* [App and web page records]
********

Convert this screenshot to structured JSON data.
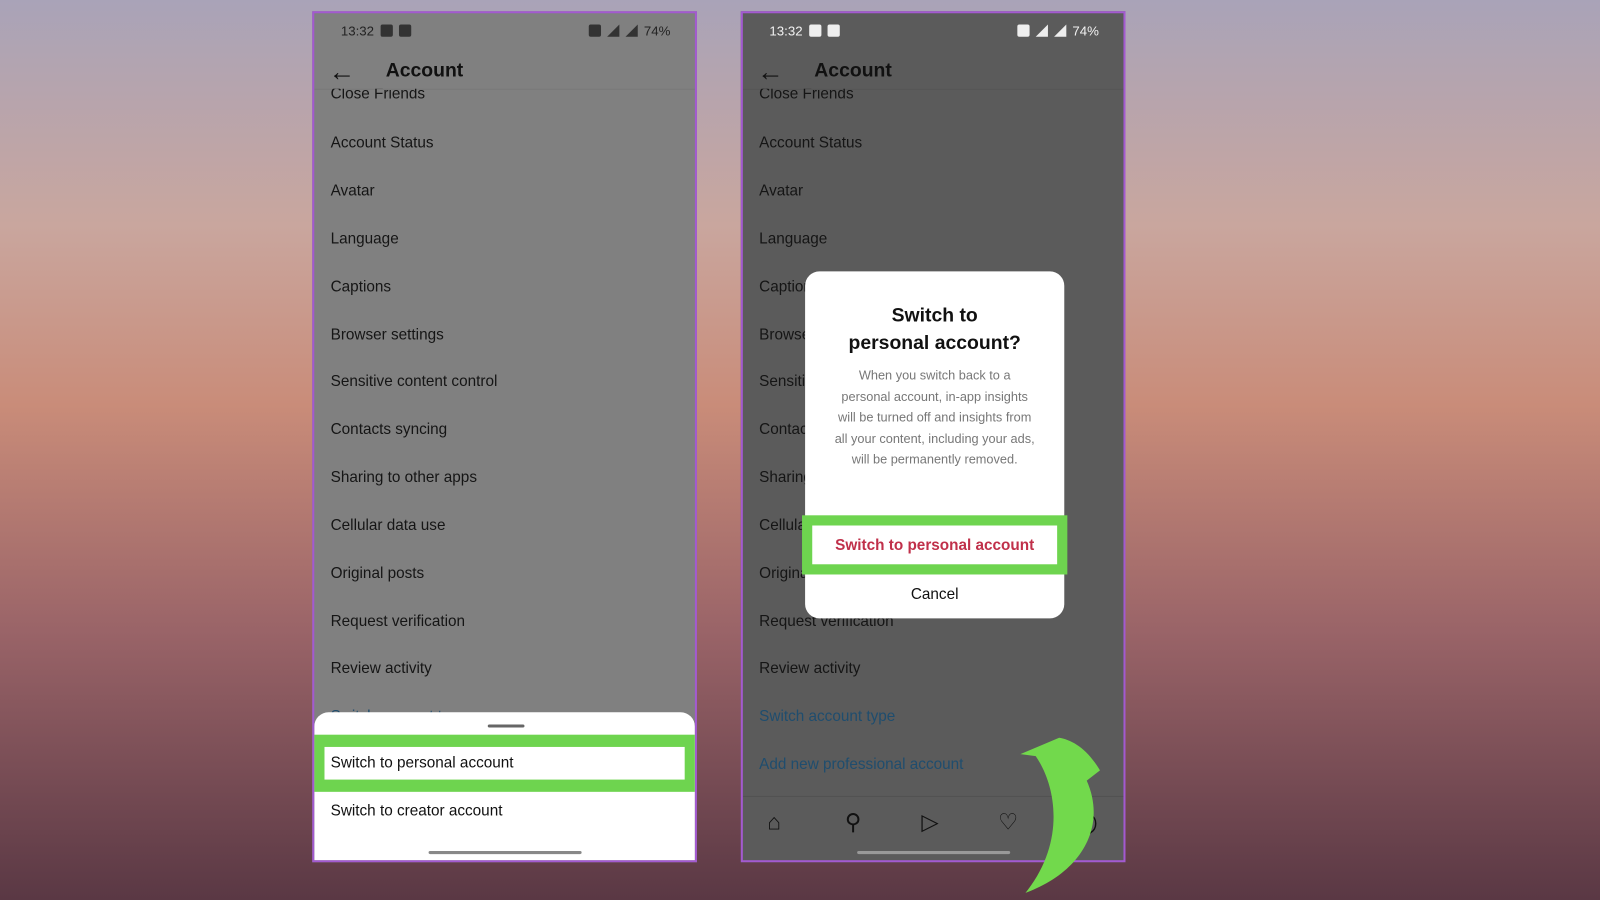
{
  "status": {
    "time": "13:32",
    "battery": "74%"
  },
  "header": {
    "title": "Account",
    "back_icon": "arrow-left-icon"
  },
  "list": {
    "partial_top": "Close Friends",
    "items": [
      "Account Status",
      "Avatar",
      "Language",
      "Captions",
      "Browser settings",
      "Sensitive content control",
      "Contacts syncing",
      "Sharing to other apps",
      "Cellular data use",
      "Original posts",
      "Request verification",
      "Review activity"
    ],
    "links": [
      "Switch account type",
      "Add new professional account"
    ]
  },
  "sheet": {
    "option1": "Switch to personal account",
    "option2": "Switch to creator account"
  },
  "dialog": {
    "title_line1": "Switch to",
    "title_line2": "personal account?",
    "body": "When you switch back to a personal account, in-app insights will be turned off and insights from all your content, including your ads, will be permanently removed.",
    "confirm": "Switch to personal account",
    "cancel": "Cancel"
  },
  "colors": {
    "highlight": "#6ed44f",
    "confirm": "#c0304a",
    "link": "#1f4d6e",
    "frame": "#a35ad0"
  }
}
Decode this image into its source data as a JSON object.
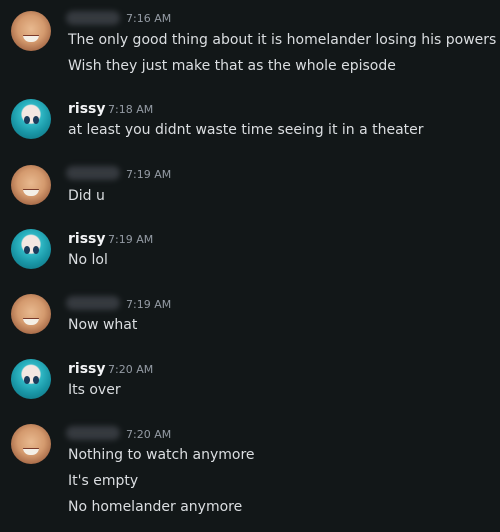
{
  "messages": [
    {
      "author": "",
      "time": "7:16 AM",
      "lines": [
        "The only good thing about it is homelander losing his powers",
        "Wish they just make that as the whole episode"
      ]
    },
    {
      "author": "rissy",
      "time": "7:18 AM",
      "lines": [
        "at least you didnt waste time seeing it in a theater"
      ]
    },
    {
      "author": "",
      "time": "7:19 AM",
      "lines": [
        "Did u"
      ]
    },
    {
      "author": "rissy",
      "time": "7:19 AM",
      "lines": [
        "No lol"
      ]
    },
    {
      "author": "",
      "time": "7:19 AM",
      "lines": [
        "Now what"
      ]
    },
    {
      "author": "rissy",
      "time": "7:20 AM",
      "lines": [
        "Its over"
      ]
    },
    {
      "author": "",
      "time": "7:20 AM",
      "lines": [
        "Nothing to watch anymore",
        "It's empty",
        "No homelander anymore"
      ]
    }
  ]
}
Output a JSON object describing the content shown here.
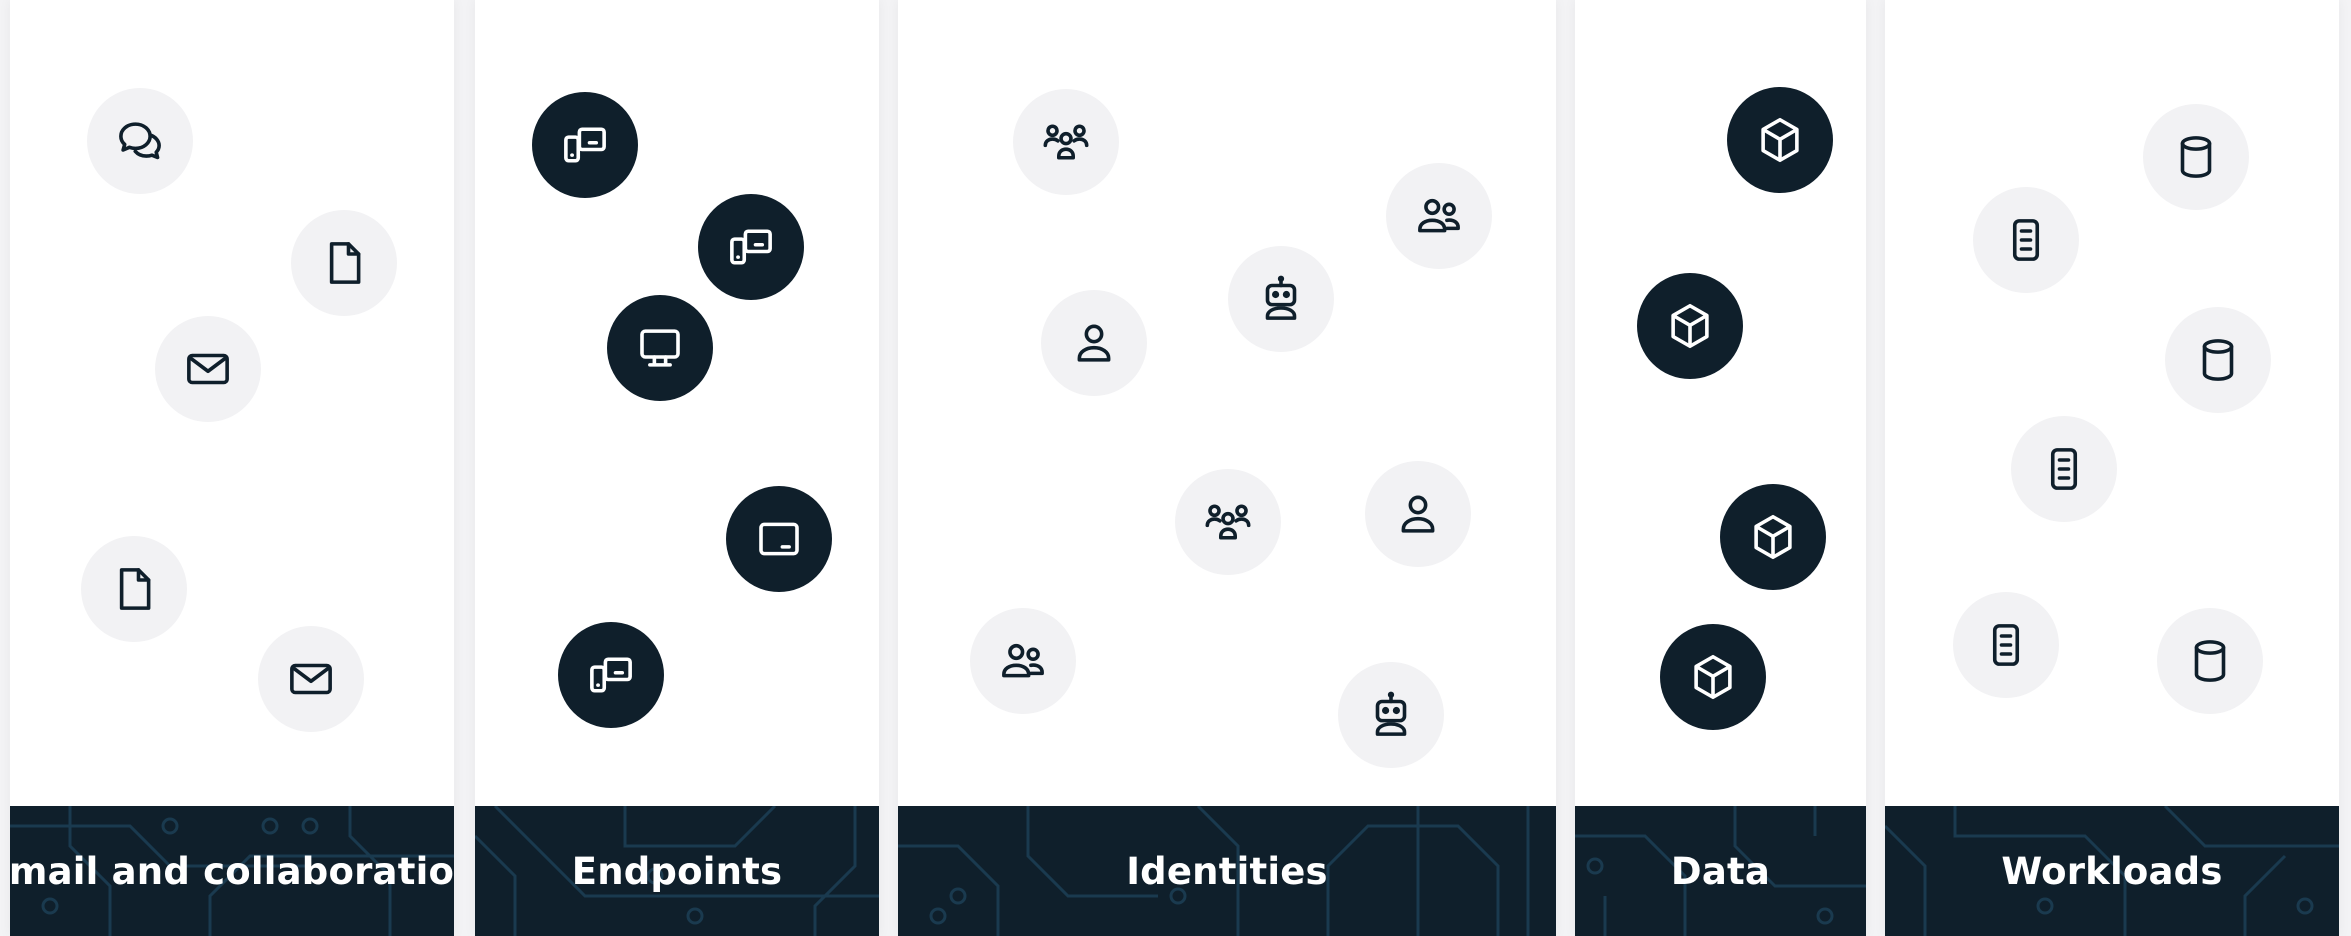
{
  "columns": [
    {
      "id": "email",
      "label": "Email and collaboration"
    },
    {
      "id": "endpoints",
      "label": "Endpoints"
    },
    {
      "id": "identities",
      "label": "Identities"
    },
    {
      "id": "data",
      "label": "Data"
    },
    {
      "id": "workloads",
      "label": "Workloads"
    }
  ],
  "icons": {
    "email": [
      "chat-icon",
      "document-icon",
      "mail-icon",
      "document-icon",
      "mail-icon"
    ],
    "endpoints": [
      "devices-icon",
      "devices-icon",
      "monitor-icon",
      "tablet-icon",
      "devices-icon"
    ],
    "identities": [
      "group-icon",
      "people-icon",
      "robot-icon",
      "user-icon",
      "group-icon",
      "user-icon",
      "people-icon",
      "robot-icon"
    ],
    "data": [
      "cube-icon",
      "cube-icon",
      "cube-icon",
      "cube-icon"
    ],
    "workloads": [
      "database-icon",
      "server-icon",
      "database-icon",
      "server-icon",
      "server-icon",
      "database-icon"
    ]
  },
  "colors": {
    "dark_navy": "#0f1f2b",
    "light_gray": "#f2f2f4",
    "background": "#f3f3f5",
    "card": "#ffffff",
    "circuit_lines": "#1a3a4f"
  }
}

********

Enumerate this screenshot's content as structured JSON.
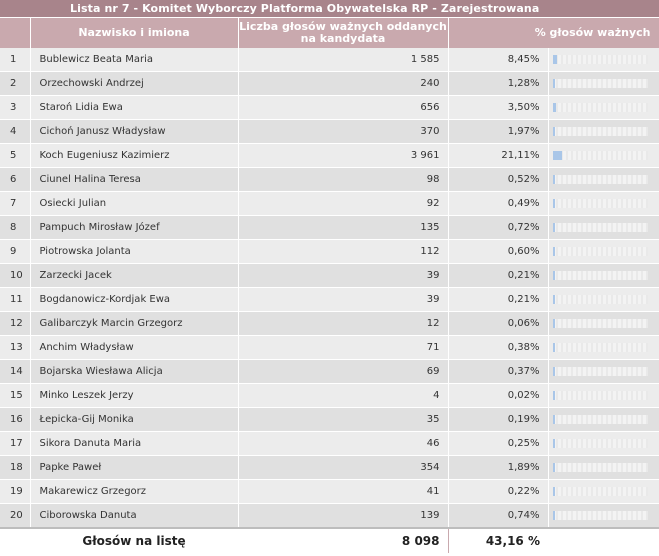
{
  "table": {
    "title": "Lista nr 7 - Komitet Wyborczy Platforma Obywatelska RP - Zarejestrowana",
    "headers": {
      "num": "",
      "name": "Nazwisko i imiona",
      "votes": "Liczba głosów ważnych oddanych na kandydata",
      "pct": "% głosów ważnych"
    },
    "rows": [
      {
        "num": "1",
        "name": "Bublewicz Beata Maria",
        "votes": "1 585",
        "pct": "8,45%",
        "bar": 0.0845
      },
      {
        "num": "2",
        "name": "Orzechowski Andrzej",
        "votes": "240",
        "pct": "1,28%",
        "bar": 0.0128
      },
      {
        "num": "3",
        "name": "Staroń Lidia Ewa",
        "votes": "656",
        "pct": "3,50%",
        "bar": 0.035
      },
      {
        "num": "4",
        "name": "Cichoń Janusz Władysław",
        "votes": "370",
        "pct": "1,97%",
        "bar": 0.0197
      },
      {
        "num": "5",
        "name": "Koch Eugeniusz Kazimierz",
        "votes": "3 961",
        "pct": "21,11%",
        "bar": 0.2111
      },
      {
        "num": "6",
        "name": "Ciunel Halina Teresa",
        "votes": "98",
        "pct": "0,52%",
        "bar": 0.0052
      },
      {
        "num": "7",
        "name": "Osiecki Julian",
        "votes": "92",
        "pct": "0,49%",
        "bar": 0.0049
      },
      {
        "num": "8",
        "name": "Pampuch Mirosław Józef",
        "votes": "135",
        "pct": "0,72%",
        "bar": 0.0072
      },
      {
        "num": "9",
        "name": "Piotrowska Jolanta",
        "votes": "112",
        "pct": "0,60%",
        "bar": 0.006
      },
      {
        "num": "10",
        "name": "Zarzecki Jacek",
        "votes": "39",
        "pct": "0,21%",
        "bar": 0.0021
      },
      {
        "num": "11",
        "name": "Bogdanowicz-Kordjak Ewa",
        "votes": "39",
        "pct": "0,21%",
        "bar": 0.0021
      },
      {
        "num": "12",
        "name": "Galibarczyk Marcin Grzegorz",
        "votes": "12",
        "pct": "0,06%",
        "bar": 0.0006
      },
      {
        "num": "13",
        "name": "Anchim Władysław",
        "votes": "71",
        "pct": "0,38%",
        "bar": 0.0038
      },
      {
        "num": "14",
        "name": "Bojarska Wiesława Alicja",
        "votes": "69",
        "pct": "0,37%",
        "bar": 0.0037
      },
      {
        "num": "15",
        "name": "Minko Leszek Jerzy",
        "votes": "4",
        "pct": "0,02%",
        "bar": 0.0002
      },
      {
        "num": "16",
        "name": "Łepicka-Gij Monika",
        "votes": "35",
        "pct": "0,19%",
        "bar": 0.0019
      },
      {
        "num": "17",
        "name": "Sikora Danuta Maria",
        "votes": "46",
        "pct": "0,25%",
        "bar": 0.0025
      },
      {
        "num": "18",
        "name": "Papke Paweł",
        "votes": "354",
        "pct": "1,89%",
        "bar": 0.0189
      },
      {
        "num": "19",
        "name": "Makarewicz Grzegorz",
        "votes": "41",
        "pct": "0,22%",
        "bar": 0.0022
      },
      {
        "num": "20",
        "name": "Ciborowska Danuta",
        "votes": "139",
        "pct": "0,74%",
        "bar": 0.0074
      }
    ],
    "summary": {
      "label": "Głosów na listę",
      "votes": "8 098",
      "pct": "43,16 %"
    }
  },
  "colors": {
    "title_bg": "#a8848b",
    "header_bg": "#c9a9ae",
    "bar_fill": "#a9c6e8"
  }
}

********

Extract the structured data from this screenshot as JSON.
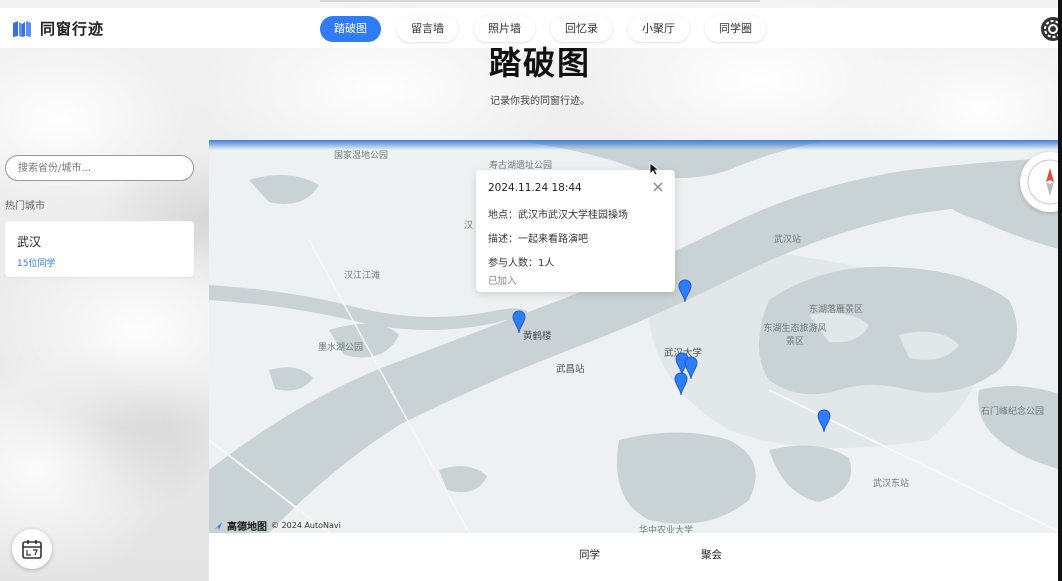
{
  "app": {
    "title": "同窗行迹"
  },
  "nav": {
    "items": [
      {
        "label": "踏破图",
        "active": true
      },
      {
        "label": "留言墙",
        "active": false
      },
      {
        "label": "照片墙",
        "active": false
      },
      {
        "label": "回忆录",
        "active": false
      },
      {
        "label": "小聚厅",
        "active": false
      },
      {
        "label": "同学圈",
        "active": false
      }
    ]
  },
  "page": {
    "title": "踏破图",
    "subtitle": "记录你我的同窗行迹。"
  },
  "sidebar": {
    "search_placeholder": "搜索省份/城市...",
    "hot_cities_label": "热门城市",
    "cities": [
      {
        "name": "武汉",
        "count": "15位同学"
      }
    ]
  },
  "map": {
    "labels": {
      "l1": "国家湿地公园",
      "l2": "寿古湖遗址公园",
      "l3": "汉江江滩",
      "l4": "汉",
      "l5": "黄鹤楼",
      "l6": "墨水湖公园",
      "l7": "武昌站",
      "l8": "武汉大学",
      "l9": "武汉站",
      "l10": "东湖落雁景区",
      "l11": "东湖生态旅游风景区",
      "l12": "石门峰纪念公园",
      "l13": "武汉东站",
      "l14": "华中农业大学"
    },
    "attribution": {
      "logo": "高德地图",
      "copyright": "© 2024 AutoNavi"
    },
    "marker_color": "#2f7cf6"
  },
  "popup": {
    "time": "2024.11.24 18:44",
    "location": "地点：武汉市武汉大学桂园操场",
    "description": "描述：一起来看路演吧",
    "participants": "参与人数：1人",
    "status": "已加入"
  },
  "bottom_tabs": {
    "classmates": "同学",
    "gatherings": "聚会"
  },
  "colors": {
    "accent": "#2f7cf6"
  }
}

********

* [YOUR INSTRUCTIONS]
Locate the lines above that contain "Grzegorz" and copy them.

* [THE COMPLETED TASK]
        "name": "Galibarczyk Marcin Grzegorz",
        "name": "Makarewicz Grzegorz",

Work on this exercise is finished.